It's true only in the sense that all perception happens in the mind. There are other profound materialistic predications to be found in the scientific and philosophical works of intellectuals like Susan Blackmore and Daniel Dennett. The latter, as a cognitive scientist, has suggested that the self is an illusion. Note that this does not imply that the self doesn't exist, just that it may not be what it seems. The observer could be illusory, like the centre of gravity of objects in space, just a necessary or convenient abstraction.
Such ideas of no real self go back to the days of David Hume, who put forth bundle theory, although some may argue that the Buddha was the first bundle theorist. In "Guide to the Middle Way," Chandrakirti says: 'The self is like a cart, which is not other than its parts, not non-other, and does not possess them. It is not within its parts, and its parts are not within it. It is not the mere collection, and it is not the shape.'
a historian wrote:Another thing I've been thinking about is the lack of capability to think clearly and analytically in the dream. In the realm of sleep, imagination reigns and reason is somewhat paralyzed. (But this is too narrow of a way to put this. We should consider the nature of "imagination" and "reason" without making too sharp distinctions.) Is this incapability only due to the fact that I haven't been practicing lucid dreaming? Does the ability to think analytically increase, and how close can it get to the waking state?
You may refer to my Alan Worsley link above. There is certainly a natural force weighing against consciousness in the phase state as this one tends to fluctuate. This is why Raduga promotes the weapons of deepening, maintaining, and managing the phase. There is a struggle to stay on top of things in that realm, so to speak, but with practice one can attain more familiarity and success. You may still get the odd bizarre thinking even if you feel super-lucid, but irrationality can certainly be reduced - but do not get complacent (maintain your practice). A plan of action can also keep you focused as well as making it easier to remember the experience afterwards. I would also add that allowing abstract thought once in a while may also work in your favour in waking life as it can promote new perspectives for new ideas - but then again you can get this from ordinary dreaming.

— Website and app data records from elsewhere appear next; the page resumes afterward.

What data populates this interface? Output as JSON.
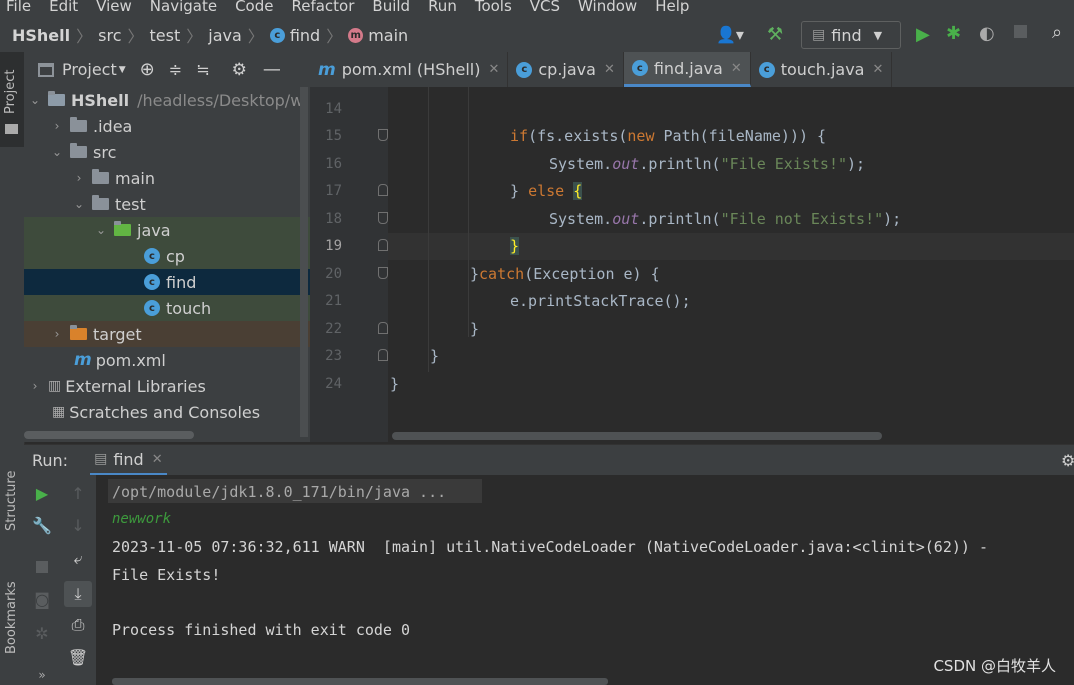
{
  "menu": [
    "File",
    "Edit",
    "View",
    "Navigate",
    "Code",
    "Refactor",
    "Build",
    "Run",
    "Tools",
    "VCS",
    "Window",
    "Help"
  ],
  "breadcrumbs": [
    "HShell",
    "src",
    "test",
    "java",
    "find",
    "main"
  ],
  "run_config": "find",
  "left_strip": {
    "project": "Project",
    "structure": "Structure",
    "bookmarks": "Bookmarks"
  },
  "project_panel": {
    "title": "Project",
    "tree": [
      {
        "label": "HShell",
        "path": "/headless/Desktop/w"
      },
      {
        "label": ".idea"
      },
      {
        "label": "src"
      },
      {
        "label": "main"
      },
      {
        "label": "test"
      },
      {
        "label": "java"
      },
      {
        "label": "cp"
      },
      {
        "label": "find"
      },
      {
        "label": "touch"
      },
      {
        "label": "target"
      },
      {
        "label": "pom.xml"
      },
      {
        "label": "External Libraries"
      },
      {
        "label": "Scratches and Consoles"
      }
    ]
  },
  "editor_tabs": [
    {
      "label": "pom.xml (HShell)"
    },
    {
      "label": "cp.java"
    },
    {
      "label": "find.java"
    },
    {
      "label": "touch.java"
    }
  ],
  "line_numbers": [
    "14",
    "15",
    "16",
    "17",
    "18",
    "19",
    "20",
    "21",
    "22",
    "23",
    "24"
  ],
  "code": {
    "l15_if": "if",
    "l15_a": "(fs.exists(",
    "l15_new": "new",
    "l15_b": " Path(fileName))) {",
    "l16_a": "System.",
    "l16_out": "out",
    "l16_b": ".println(",
    "l16_str": "\"File Exists!\"",
    "l16_c": ");",
    "l17_a": "} ",
    "l17_else": "else",
    "l17_sp": " ",
    "l17_brace": "{",
    "l18_a": "System.",
    "l18_out": "out",
    "l18_b": ".println(",
    "l18_str": "\"File not Exists!\"",
    "l18_c": ");",
    "l19_brace": "}",
    "l20_a": "}",
    "l20_catch": "catch",
    "l20_b": "(Exception e) {",
    "l21_a": "e.printStackTrace();",
    "l22_a": "}",
    "l23_a": "}",
    "l24_a": "}"
  },
  "run_panel": {
    "label": "Run:",
    "tab": "find",
    "console": [
      "/opt/module/jdk1.8.0_171/bin/java ...",
      "newwork",
      "2023-11-05 07:36:32,611 WARN  [main] util.NativeCodeLoader (NativeCodeLoader.java:<clinit>(62)) -",
      "File Exists!",
      "Process finished with exit code 0"
    ]
  },
  "watermark": "CSDN @白牧羊人",
  "colors": {
    "accent": "#4a88c7",
    "selection": "#0d293e",
    "test_bg": "#3e4b3c",
    "target_bg": "#4a3f34"
  }
}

a historian wrote:There was a lot of false awakenings in the dream. It was kind of a funny thing. In a dream I thought I was awake and tried to get back into the lucid dream. I had no contact to my physical body, it didn't even occur to me that I had a physical body. Even when I was aware that I was dreaming, I didn't compare that dream to the "real" reality but to the another dream world in which I was. So it was like a dream within a dream, and I thought that one of these dreams were "reality" and the other was the "dream". Only after I woke up, I realized how blurred my thinking and awareness had been.
False awakenings can occur often when one undertakes this practice. They are sometimes called pre-lucid dreams, although I think possible post-lucids seems to be more appropriate. They are also part of the phase state but the difference is that you don't know that you are in it as you mistaken the environment for reality. You may say, "well, don't we do this in ordinary dreaming, too?" Indeed we do, but in a false awakening your mental faculties are superior and you are more there as it were. Just the wrong interpretation.
In a way, out-of-body experiences interpreted as objective experiences - like Monroe with his Locale I - have something in common with false awakenings: the environment is believed to be the real world. Most scientists will say this view is erroneous and I agree. It is all subjective, in the mind, and since our sensory input from the external world is constrained during sleep, the phase world is completely made up from accumulated mental information. Because of this, lucid dreaming is the supreme form of the phase state simply because the practitioner correctly interprets his/her experience for what it really is while it's happening, hence: "I am dreaming!"